President Spencer attends today’s White House summit on college opportunity
Bates President Clayton Spencer joins fellow U.S. higher education leaders at a White House summit on college opportunity hosted by President Barack Obama and First Lady Michelle Obama today, Jan. 16.
The event is bringing together college and university presidents and leaders from nonprofits, foundations, state governments and businesses across the country.
It is livestreamed at www.whitehouse.gov/live.
Senior administration officials scheduled to join the discussion include Secretary of Education Arne Duncan.
In her first year at Bates, Spencer announced the Excellence and Opportunity initiative, to be funded in part by the $11.5 million Catalyst Fund gift from current and past members of the Bates College Board of Trustees.
The initiative reflects the college’s founding commitment to excellence and opportunity. “It is central to our mission and history,” Spencer said.
Established by abolitionists in 1855, Bates was from its beginning open to both men and women, recruiting students of limited means and matriculating African American students from the Civil War onward.
“Today this commitment means attracting and enrolling the very best students from a broad range of backgrounds and marshaling the resources to provide generous financial aid to support their education,” says Spencer. “Our current financial aid program of more than $30 million in Bates-funded grants per year reflects our resolve to uphold these values.”
Forty-four percent of Bates students receive financial aid, and the average Bates financial aid package (grant, loan and student employment) is more than $40,000.
Counter to national trends in student debt, Bates financial aid is largely composed of outright grants, and students with loans graduate with an average debt load of approximately $17,000, compared to the national average of approximately $27,000.
“Any excellent liberal arts college, particularly one like Bates that has the advantage of a strong tradition of diversity matched by equally strong resources, has an ethical obligation to provide access to people who can’t afford the very high cost it takes to mount a highly personalized residential liberal arts education,” Spencer said.
Spencer, who has served as Bates president since 2012, is the former vice president for policy at Harvard University, where she played a central role in the reshaping and dramatic expansion of Harvard’s financial aid program and in the creation of the Crimson Summer Academy, a program that brings high-achieving, economically disadvantaged local students to study at Harvard for six weeks each summer.

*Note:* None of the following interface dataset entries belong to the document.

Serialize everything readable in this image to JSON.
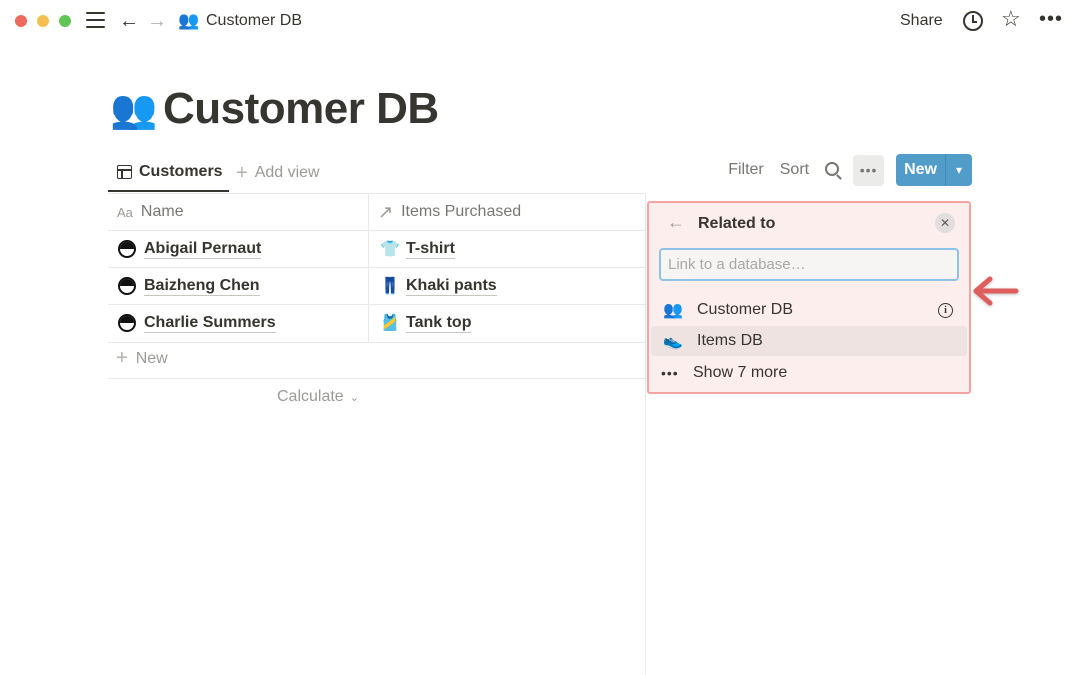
{
  "topbar": {
    "breadcrumb_emoji": "👥",
    "breadcrumb_title": "Customer DB",
    "share_label": "Share",
    "back_icon": "←",
    "forward_icon": "→",
    "star_icon": "☆",
    "more_icon": "•••"
  },
  "page": {
    "emoji": "👥",
    "title": "Customer DB"
  },
  "viewbar": {
    "active_tab": "Customers",
    "add_view_label": "Add view",
    "filter_label": "Filter",
    "sort_label": "Sort",
    "more_label": "•••",
    "new_label": "New",
    "new_dropdown_icon": "⌄"
  },
  "table": {
    "columns": [
      {
        "icon": "Aa",
        "label": "Name"
      },
      {
        "icon": "↗",
        "label": "Items Purchased"
      }
    ],
    "rows": [
      {
        "name": "Abigail Pernaut",
        "item_icon": "👕",
        "item": "T-shirt"
      },
      {
        "name": "Baizheng Chen",
        "item_icon": "👖",
        "item": "Khaki pants"
      },
      {
        "name": "Charlie Summers",
        "item_icon": "🎽",
        "item": "Tank top"
      }
    ],
    "new_row_label": "New",
    "calculate_label": "Calculate"
  },
  "panel": {
    "title": "Related to",
    "input_placeholder": "Link to a database…",
    "input_value": "",
    "items": [
      {
        "icon": "👥",
        "label": "Customer DB"
      },
      {
        "icon": "👟",
        "label": "Items DB"
      },
      {
        "icon": "•••",
        "label": "Show 7 more"
      }
    ],
    "close_icon": "✕",
    "back_icon": "←",
    "info_icon": "i"
  },
  "colors": {
    "accent": "#529cca",
    "highlight_border": "#f4a3a3",
    "highlight_bg": "#fdeeee",
    "arrow": "#e05d5d"
  }
}
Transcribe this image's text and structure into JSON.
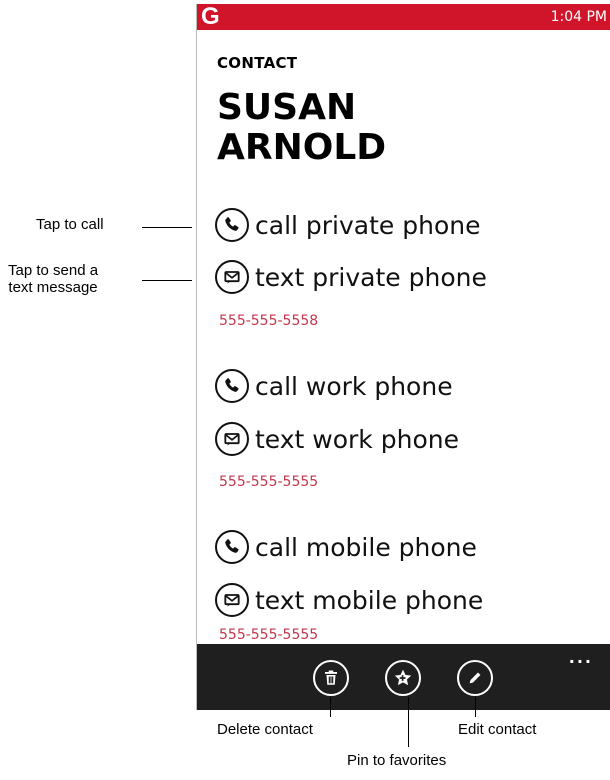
{
  "status_bar": {
    "logo": "G",
    "time": "1:04 PM"
  },
  "header": {
    "app_title": "CONTACT",
    "name_line1": "SUSAN",
    "name_line2": "ARNOLD"
  },
  "groups": [
    {
      "call_label": "call private phone",
      "text_label": "text private phone",
      "number": "555-555-5558"
    },
    {
      "call_label": "call work phone",
      "text_label": "text work phone",
      "number": "555-555-5555"
    },
    {
      "call_label": "call mobile phone",
      "text_label": "text mobile phone",
      "number": "555-555-5555"
    }
  ],
  "app_bar": {
    "more": "..."
  },
  "callouts": {
    "tap_to_call": "Tap to call",
    "tap_to_text_line1": "Tap to send a",
    "tap_to_text_line2": "text message",
    "delete": "Delete contact",
    "pin": "Pin to favorites",
    "edit": "Edit contact"
  },
  "colors": {
    "status_bar": "#d0142a",
    "number": "#c4364b",
    "app_bar": "#1f1f1f"
  }
}
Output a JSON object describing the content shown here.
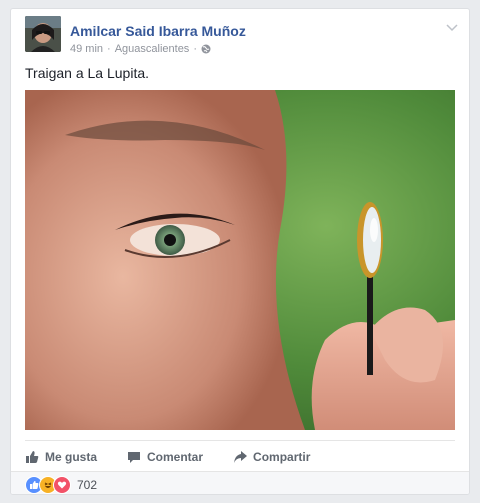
{
  "post": {
    "author": "Amilcar Said Ibarra Muñoz",
    "time": "49 min",
    "separator": "·",
    "location": "Aguascalientes",
    "separator2": "·",
    "text": "Traigan a La Lupita.",
    "icons": {
      "privacy": "globe-icon",
      "menu": "chevron-down-icon"
    }
  },
  "actions": {
    "like": "Me gusta",
    "comment": "Comentar",
    "share": "Compartir"
  },
  "reactions": {
    "count": "702",
    "types": [
      "like",
      "haha",
      "love"
    ],
    "colors": {
      "like": "#5890ff",
      "haha": "#f7b125",
      "love": "#f25268"
    }
  },
  "colors": {
    "author": "#365899",
    "background": "#e9ebee"
  }
}
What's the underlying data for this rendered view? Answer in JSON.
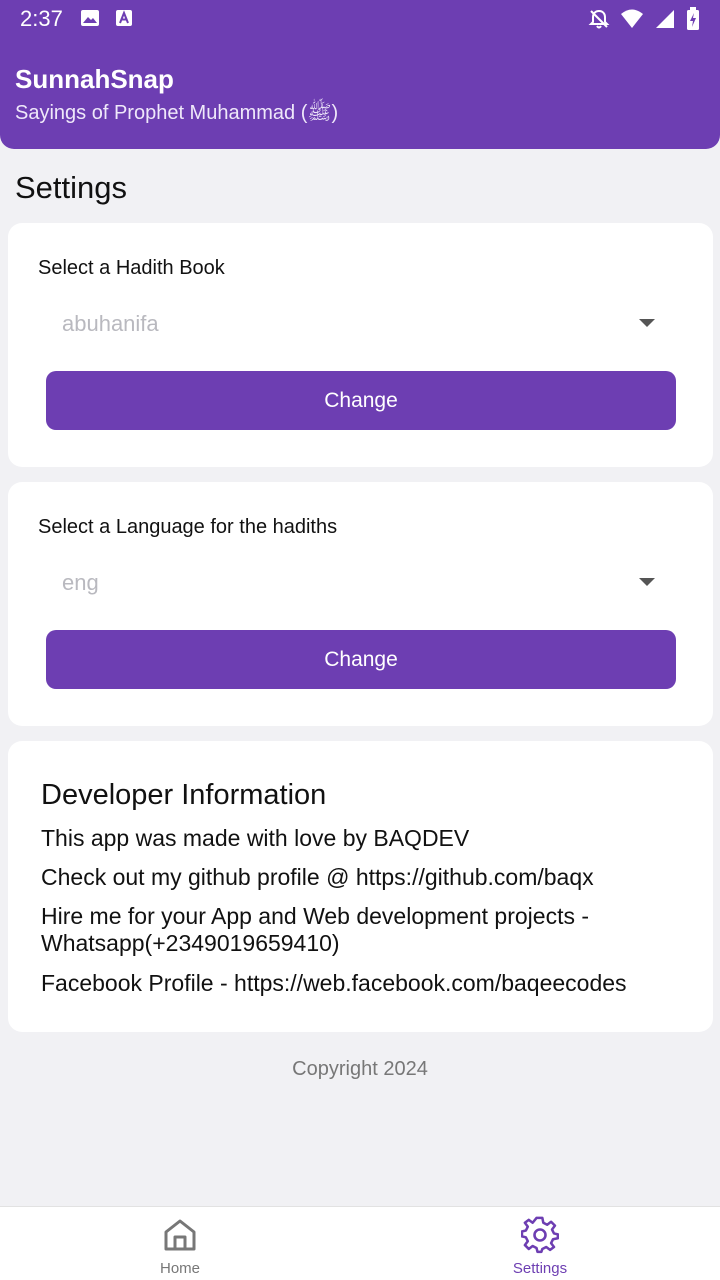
{
  "status_bar": {
    "time": "2:37",
    "left_icons": [
      "image-icon",
      "font-icon"
    ],
    "right_icons": [
      "bell-off-icon",
      "wifi-icon",
      "signal-icon",
      "battery-charging-icon"
    ]
  },
  "header": {
    "title": "SunnahSnap",
    "subtitle": "Sayings of Prophet Muhammad (ﷺ)"
  },
  "page": {
    "title": "Settings"
  },
  "book_card": {
    "label": "Select a Hadith Book",
    "selected_value": "abuhanifa",
    "button_label": "Change"
  },
  "language_card": {
    "label": "Select a Language for the hadiths",
    "selected_value": "eng",
    "button_label": "Change"
  },
  "developer_card": {
    "heading": "Developer Information",
    "lines": [
      "This app was made with love by BAQDEV",
      "Check out my github profile @ https://github.com/baqx",
      "Hire me for your App and Web development projects - Whatsapp(+2349019659410)",
      "Facebook Profile - https://web.facebook.com/baqeecodes"
    ]
  },
  "footer": {
    "copyright": "Copyright 2024"
  },
  "bottom_nav": {
    "items": [
      {
        "label": "Home",
        "icon": "home-icon",
        "active": false
      },
      {
        "label": "Settings",
        "icon": "gear-icon",
        "active": true
      }
    ]
  },
  "colors": {
    "primary": "#6d3eb2",
    "background": "#f1f1f4",
    "card": "#ffffff",
    "placeholder": "#b9b9bf"
  }
}
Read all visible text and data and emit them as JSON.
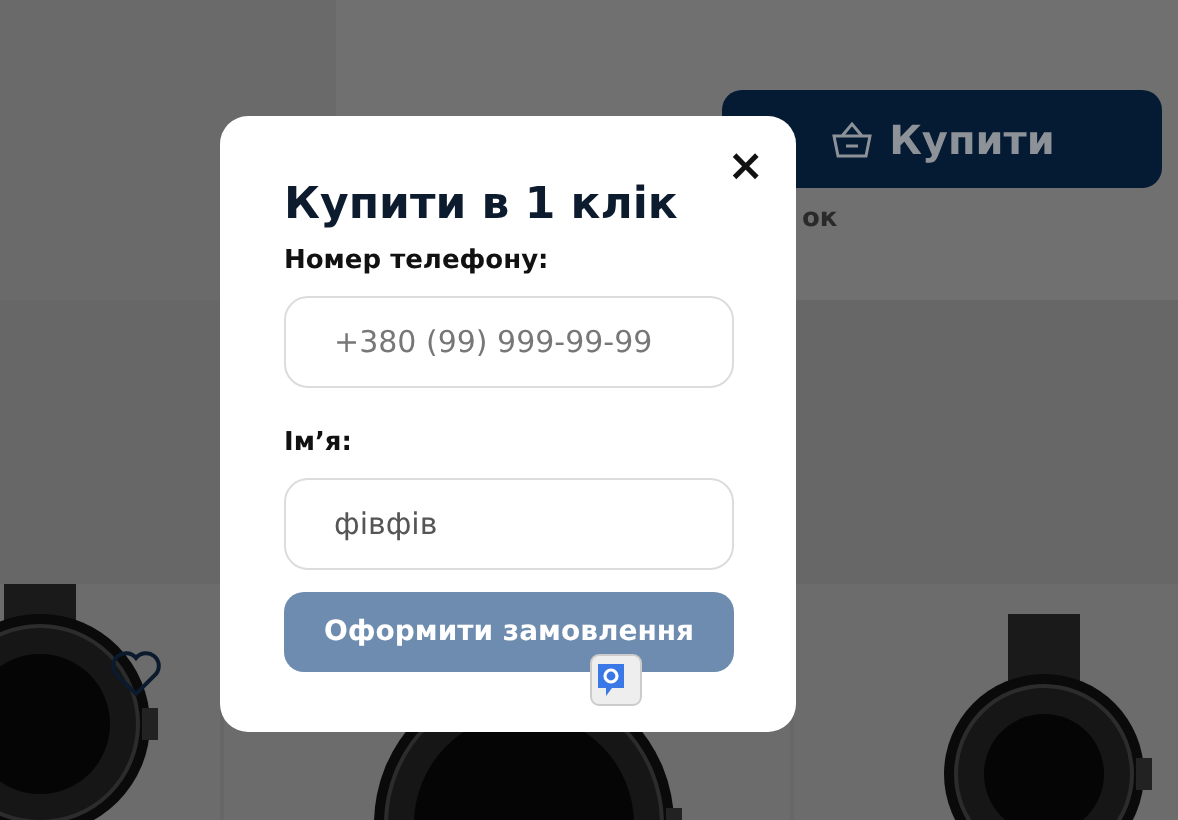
{
  "page": {
    "buy_button": "Купити",
    "note": "ок",
    "products": [
      {
        "kind": "picture",
        "favorite_icon": true
      },
      {
        "kind": "picture"
      },
      {
        "kind": "picture"
      }
    ]
  },
  "modal": {
    "title": "Купити в 1 клік",
    "close": "×",
    "fields": [
      {
        "label": "Номер телефону:",
        "placeholder": "+380 (99) 999-99-99"
      },
      {
        "label": "Ім’я:",
        "value": "фівфів"
      }
    ],
    "submit": "Оформити замовлення"
  }
}
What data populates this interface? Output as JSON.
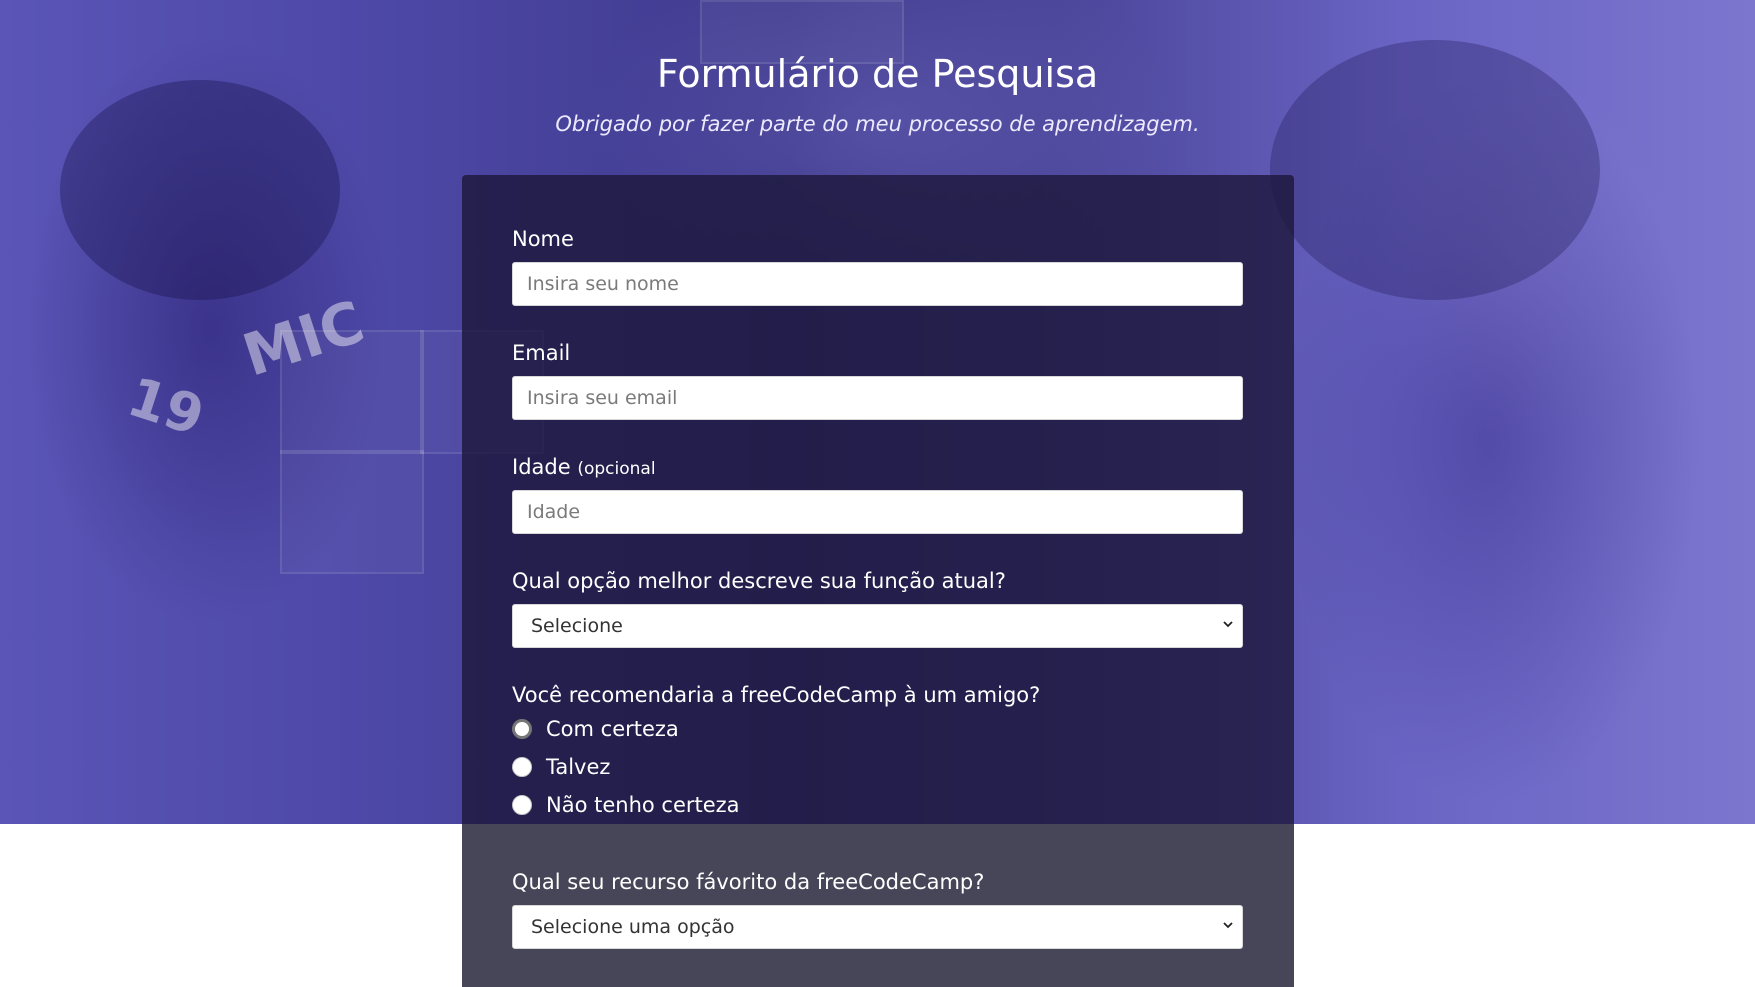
{
  "header": {
    "title": "Formulário de Pesquisa",
    "description": "Obrigado por fazer parte do meu processo de aprendizagem."
  },
  "background": {
    "shirt_text": "MIC",
    "shirt_number": "19"
  },
  "form": {
    "name": {
      "label": "Nome",
      "placeholder": "Insira seu nome"
    },
    "email": {
      "label": "Email",
      "placeholder": "Insira seu email"
    },
    "age": {
      "label": "Idade",
      "clue": "(opcional",
      "placeholder": "Idade"
    },
    "role": {
      "label": "Qual opção melhor descreve sua função atual?",
      "selected": "Selecione"
    },
    "recommend": {
      "label": "Você recomendaria a freeCodeCamp à um amigo?",
      "options": [
        "Com certeza",
        "Talvez",
        "Não tenho certeza"
      ]
    },
    "favorite": {
      "label": "Qual seu recurso fávorito da freeCodeCamp?",
      "selected": "Selecione uma opção"
    }
  },
  "icons": {
    "select_arrow": "chevron-down-icon"
  },
  "colors": {
    "hero_overlay": "#4e49a8",
    "card_background": "#1b173a",
    "card_lower": "#474558"
  }
}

Prior to Harvard, Spencer was chief education counsel for the Senate Committee on Labor and Human Resources in the mid-1990s under its chair, the late U.S. Sen. Edward M. Kennedy.